**EXERCISE INSTRUCTIONS**
Extract the complete listing and repeat it word for word.

**PROVIDED ENTRIES**

Start of Block

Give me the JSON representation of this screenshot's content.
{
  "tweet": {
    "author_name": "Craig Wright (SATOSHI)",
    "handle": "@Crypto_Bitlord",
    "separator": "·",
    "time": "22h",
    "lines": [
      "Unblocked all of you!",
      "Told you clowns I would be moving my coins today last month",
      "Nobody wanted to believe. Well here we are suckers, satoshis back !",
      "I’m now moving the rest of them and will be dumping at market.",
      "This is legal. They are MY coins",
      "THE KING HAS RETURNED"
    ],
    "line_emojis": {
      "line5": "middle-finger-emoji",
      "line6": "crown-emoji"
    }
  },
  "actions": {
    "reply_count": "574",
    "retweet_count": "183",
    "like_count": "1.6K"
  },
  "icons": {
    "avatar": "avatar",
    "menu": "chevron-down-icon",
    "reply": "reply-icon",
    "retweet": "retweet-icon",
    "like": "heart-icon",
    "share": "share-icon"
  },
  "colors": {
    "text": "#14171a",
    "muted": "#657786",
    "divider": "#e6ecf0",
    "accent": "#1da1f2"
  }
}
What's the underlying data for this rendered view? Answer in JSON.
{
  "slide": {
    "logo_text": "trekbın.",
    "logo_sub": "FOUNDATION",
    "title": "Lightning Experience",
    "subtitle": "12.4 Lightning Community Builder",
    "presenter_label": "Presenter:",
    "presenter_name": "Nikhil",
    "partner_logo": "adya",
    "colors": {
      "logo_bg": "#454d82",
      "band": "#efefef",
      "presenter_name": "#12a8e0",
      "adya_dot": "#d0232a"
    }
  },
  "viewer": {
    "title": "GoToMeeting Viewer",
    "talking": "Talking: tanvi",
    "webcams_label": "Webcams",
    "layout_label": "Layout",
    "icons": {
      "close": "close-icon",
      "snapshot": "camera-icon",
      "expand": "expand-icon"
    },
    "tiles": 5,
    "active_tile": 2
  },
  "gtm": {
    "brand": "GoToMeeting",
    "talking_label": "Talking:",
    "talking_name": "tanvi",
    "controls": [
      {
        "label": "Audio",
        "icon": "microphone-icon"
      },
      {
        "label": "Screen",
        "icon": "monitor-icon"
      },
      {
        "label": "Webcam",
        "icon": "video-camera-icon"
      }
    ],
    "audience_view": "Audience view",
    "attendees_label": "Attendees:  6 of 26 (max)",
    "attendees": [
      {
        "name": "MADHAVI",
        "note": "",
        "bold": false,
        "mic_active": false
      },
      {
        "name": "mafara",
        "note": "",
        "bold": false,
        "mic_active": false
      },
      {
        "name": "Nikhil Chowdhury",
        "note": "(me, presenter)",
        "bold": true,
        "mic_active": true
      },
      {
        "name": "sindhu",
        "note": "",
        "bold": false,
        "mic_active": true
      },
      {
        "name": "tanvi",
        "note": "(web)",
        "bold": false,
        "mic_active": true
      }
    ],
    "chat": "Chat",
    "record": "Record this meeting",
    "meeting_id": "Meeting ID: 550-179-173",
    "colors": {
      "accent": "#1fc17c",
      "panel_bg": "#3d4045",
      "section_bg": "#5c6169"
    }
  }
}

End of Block

**EXERCISE SOLUTION**
Give me the JSON representation of this screenshot's content.
{
  "tweet": {
    "author_name": "Craig Wright (SATOSHI)",
    "handle": "@Crypto_Bitlord",
    "separator": "·",
    "time": "22h",
    "lines": [
      "Unblocked all of you!",
      "Told you clowns I would be moving my coins today last month",
      "Nobody wanted to believe. Well here we are suckers, satoshis back !",
      "I’m now moving the rest of them and will be dumping at market.",
      "This is legal. They are MY coins",
      "THE KING HAS RETURNED"
    ],
    "line_emojis": {
      "line5": "middle-finger-emoji",
      "line6": "crown-emoji"
    }
  },
  "actions": {
    "reply_count": "574",
    "retweet_count": "183",
    "like_count": "1.6K"
  },
  "icons": {
    "avatar": "avatar",
    "menu": "chevron-down-icon",
    "reply": "reply-icon",
    "retweet": "retweet-icon",
    "like": "heart-icon",
    "share": "share-icon"
  },
  "colors": {
    "text": "#14171a",
    "muted": "#657786",
    "divider": "#e6ecf0",
    "accent": "#1da1f2"
  }
}
What's the underlying data for this rendered view? Answer in JSON.
{
  "slide": {
    "logo_text": "trekbın.",
    "logo_sub": "FOUNDATION",
    "title": "Lightning Experience",
    "subtitle": "12.4 Lightning Community Builder",
    "presenter_label": "Presenter:",
    "presenter_name": "Nikhil",
    "partner_logo": "adya",
    "colors": {
      "logo_bg": "#454d82",
      "band": "#efefef",
      "presenter_name": "#12a8e0",
      "adya_dot": "#d0232a"
    }
  },
  "viewer": {
    "title": "GoToMeeting Viewer",
    "talking": "Talking: tanvi",
    "webcams_label": "Webcams",
    "layout_label": "Layout",
    "icons": {
      "close": "close-icon",
      "snapshot": "camera-icon",
      "expand": "expand-icon"
    },
    "tiles": 5,
    "active_tile": 2
  },
  "gtm": {
    "brand": "GoToMeeting",
    "talking_label": "Talking:",
    "talking_name": "tanvi",
    "controls": [
      {
        "label": "Audio",
        "icon": "microphone-icon"
      },
      {
        "label": "Screen",
        "icon": "monitor-icon"
      },
      {
        "label": "Webcam",
        "icon": "video-camera-icon"
      }
    ],
    "audience_view": "Audience view",
    "attendees_label": "Attendees:  6 of 26 (max)",
    "attendees": [
      {
        "name": "MADHAVI",
        "note": "",
        "bold": false,
        "mic_active": false
      },
      {
        "name": "mafara",
        "note": "",
        "bold": false,
        "mic_active": false
      },
      {
        "name": "Nikhil Chowdhury",
        "note": "(me, presenter)",
        "bold": true,
        "mic_active": true
      },
      {
        "name": "sindhu",
        "note": "",
        "bold": false,
        "mic_active": true
      },
      {
        "name": "tanvi",
        "note": "(web)",
        "bold": false,
        "mic_active": true
      }
    ],
    "chat": "Chat",
    "record": "Record this meeting",
    "meeting_id": "Meeting ID: 550-179-173",
    "colors": {
      "accent": "#1fc17c",
      "panel_bg": "#3d4045",
      "section_bg": "#5c6169"
    }
  }
}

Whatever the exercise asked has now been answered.